by Lorraine Masonheimer
Background - - In the last five years, Xcel Energy has applied and been granted two expansions to increase voltage in the Castle Pines North (CPN) transmission corridors. In 2005, Xcel requested a significant increase in audible noise levels for the second expansion. Bruce Thompson, as a board member of the Master Association, fought to cap the noise limit at 55 dB (decibels) at the edge of the Right Of Way (ROW) for the CPN Daniel’s Gate Midway power corridor regardless of future expansions.
In early May, Xcel Energy submitted a proposal to the Public Utilities Commission (PUC) to expand the power lines that border Castle Pines North (CPN) along the Daniel’s Gate corridor.
Metro District Vice President Bruce Thompson said Xcel plans to replace the existing single circuit transmission line with a dual circuit transmission line which will run west from Daniel’s Gate Substation to the Waterton Substation. The Daniel’s Gate Substation is located just off Monarch Boulevard north of Daniel’s Gate. The neighborhoods affected are Serena, Tapadero, Turquoise Terrace and Jasper Pointe.
Xcel Energy’s plan minimizes the impact of noise pollution and EMFs (electromagnetic fields) to CPN residents. The PUC set the noise limit for the Daniel’s Gate Midway corridor at a maximum of 55 dB and EMFs to a maximum of 150 mG (milligauss)—Xcel Energy’s plan holds audible noise to 49.8 dB and EMFs to 30.3 mG for the Daniel’s Gate Waterton corridor.
The proposed expansion is required to meet the growing energy demand for the Front Range. “Intervening would be ineffective,” said Thompson. “Xcel has put together a workable plan keeping noise and EMFs within reasonable levels.”

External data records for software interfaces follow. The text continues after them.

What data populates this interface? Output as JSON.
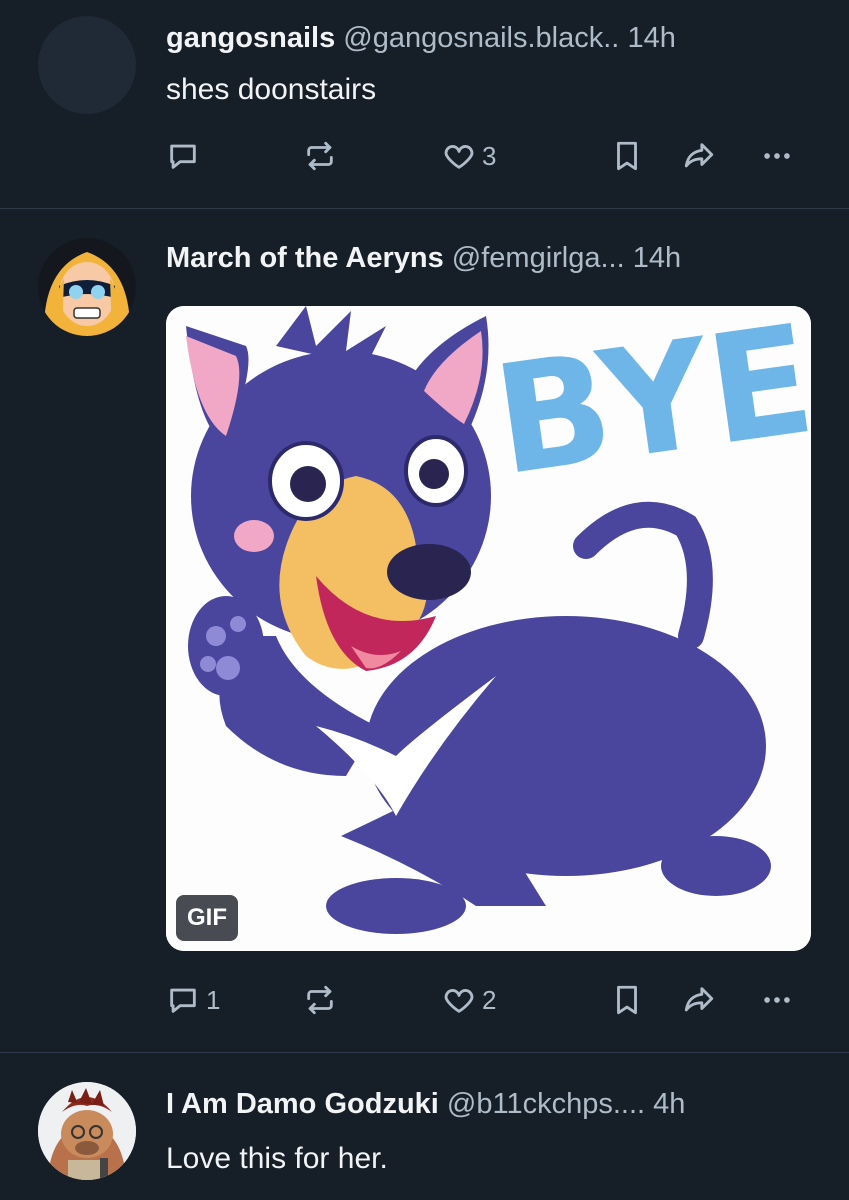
{
  "posts": [
    {
      "author_name": "gangosnails",
      "handle": "@gangosnails.black..",
      "time": "14h",
      "text": "shes doonstairs",
      "actions": {
        "reply_count": "",
        "repost_count": "",
        "like_count": "3"
      }
    },
    {
      "author_name": "March of the Aeryns",
      "handle": "@femgirlga...",
      "time": "14h",
      "media": {
        "overlay_text": "BYE!",
        "badge": "GIF"
      },
      "actions": {
        "reply_count": "1",
        "repost_count": "",
        "like_count": "2"
      }
    },
    {
      "author_name": "I Am Damo Godzuki",
      "handle": "@b11ckchps....",
      "time": "4h",
      "text": "Love this for her."
    }
  ],
  "icons": {
    "reply": "reply-icon",
    "repost": "repost-icon",
    "like": "heart-icon",
    "bookmark": "bookmark-icon",
    "share": "share-icon",
    "more": "more-icon"
  },
  "colors": {
    "background": "#161e27",
    "text_primary": "#f1f3f5",
    "text_secondary": "#aebbc9",
    "divider": "#2c3a49"
  }
}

Once the expansion is complete, Thompson said the Daniel’s Gate corridor will reach its maximum capacity. “Xcel can’t expand much beyond this project,” he said. “But, you can never say never.” The smaller wooden lines in the area belong to IREA (Intermountain Rural Electric Association) which currently has no plans to expand lines within CPN. Thompson will continue to monitor the project and provide progress reports to the Master Association and residents.
The PUC is expected to make a ruling in December 2007. If approved, the project will be complete in May 2010. Construction is expected to take three to four months, weather permitting.
For more information about Xcel’s plans or to vote for brown or silver poles, e-mail email@example.com as soon as possible. To learn more about potential health effects of EMFs, go to www.niehs.hih.gov/emfraid/booklet/homt.htm. How it works-Transmission lines are large power lines that move power at high voltages from power plants, where the power is generated, to neighborhood substations. At substations, the voltage is lowered to safe levels and power is moved through distribution lines to homes and businesses.Who is PUC?The Public Utilities Commission oversees utilities in Colorado. The Colorado Revised Statutes mandate PUC must give paramount consideration to the public interest to achieve reasonable balance between the needs of Colorado customers for safe and reliable utility services at reasonable rates and the needs of utility service providers (Xcel Energy) to earn a reasonable profit and to sustain a reliable utility infrastructure throughout Colorado.
To learn more about the history of Xcel and powerlines in CPN, please go to news archives at www.cpnhoa.org.